After art school, Alexandre worked at a few animation studios before realising that to truly work with his aesthetic and “tell strange and surrealist stories”, he should work on his own. In doing so, the animator has picked up an array of fans, both a keen YouTube crowd and the backing of Adult Swim. The first was Home-makeover, a film developed after Vince McKelvie, the curator and web developer for Adult Swim etcetera, sent the animator a Facebook message asking to work together. It was here that Alexandre met Thomas Cappeau, a music and sound designer who he has since worked with on a series of shorts, Jamir at Home which have had us hooked with their absurdity.

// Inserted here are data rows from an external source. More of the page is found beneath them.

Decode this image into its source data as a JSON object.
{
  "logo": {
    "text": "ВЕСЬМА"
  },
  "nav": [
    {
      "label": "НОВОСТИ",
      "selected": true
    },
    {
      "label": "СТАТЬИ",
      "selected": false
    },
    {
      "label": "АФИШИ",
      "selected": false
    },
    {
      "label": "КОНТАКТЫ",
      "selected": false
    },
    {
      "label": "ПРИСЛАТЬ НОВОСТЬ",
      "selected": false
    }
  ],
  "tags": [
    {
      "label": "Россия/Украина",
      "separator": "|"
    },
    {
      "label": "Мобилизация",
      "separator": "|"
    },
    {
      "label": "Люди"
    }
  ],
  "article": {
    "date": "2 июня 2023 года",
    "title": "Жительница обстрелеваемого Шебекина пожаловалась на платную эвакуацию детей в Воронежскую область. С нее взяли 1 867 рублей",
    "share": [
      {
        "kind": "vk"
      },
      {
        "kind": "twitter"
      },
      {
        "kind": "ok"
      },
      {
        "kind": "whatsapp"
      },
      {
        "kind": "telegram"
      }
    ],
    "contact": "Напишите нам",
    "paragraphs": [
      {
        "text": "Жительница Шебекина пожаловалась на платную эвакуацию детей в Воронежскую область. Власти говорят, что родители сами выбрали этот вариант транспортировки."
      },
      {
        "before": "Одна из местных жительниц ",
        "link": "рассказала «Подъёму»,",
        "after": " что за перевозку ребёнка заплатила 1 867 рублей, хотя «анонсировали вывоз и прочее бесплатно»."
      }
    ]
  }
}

Jamir, Alexandre’s main character, is one that can only be described as pretty odd. He lives at home in a huge house, “which seems to be infinite and a labyrinth”. In his actions, Jamir doesn’t seem “very awake for his age due to his lack of exchanges with other human beings,” but over time he’s adapted to his surreal environment and the supernatural beings who come to visit him, such as a dog who sheds its hair before running away into a parallel universe. “I still can’t reveal why he seems to live alone, to not be able to leave the house, and also why he always meets these strange or supernatural beings,” Jamir tells us. But, when it comes to Alexandre’s warped 90s cartoon and computer game aesthetic universe, we’re quite happy being naively kept in the dark.
Since introducing Jamir to audiences as part of Adult Swim’s Off Air series initially and now growing into a regular series, audiences have grown to love this character, even proposing theories about Jamir too. To learn and fall in love with Jamir’s absurdity as much we have, and for all your surrealist animation needs, you can head to Jamir’s very own Instagram account.
- Masoud Morgan on creating a sense of destruction and suspense in 3D typography
- "I felt I saw the world with different eyes": Jaimy Gail on photographing the concept of normalcy
- “Being open to different influences helps drive experimentation”: Dalbert Vilarino on his restless style
- Daniel Stuhlpfarrer melds phonetics, architecture, and iconography in his variable typefaces
- Mike Osborne’s images of Washington DC are a darkly comedic glimpse at American power
- Cigarettes, bums and plenty of stone: Meet digital artist Diego Sanchez Barcelo
- Graphic Design is Mental: Tips for looking after your state of mind as a designer
- Greta Grotesk is a typeface in homage to the teenage activist’s handwriting
- “Animation is now a must for posters”: Sunny Studio on design for the digital age
- Graphic designer Karolina Pietrzyk works exclusively through collaborations
- “The signs were completely radical”: Margaret Calvert looks back on her illustrious career
- A glimpse at the 226 Japanese posters on display at Stedelijk Museum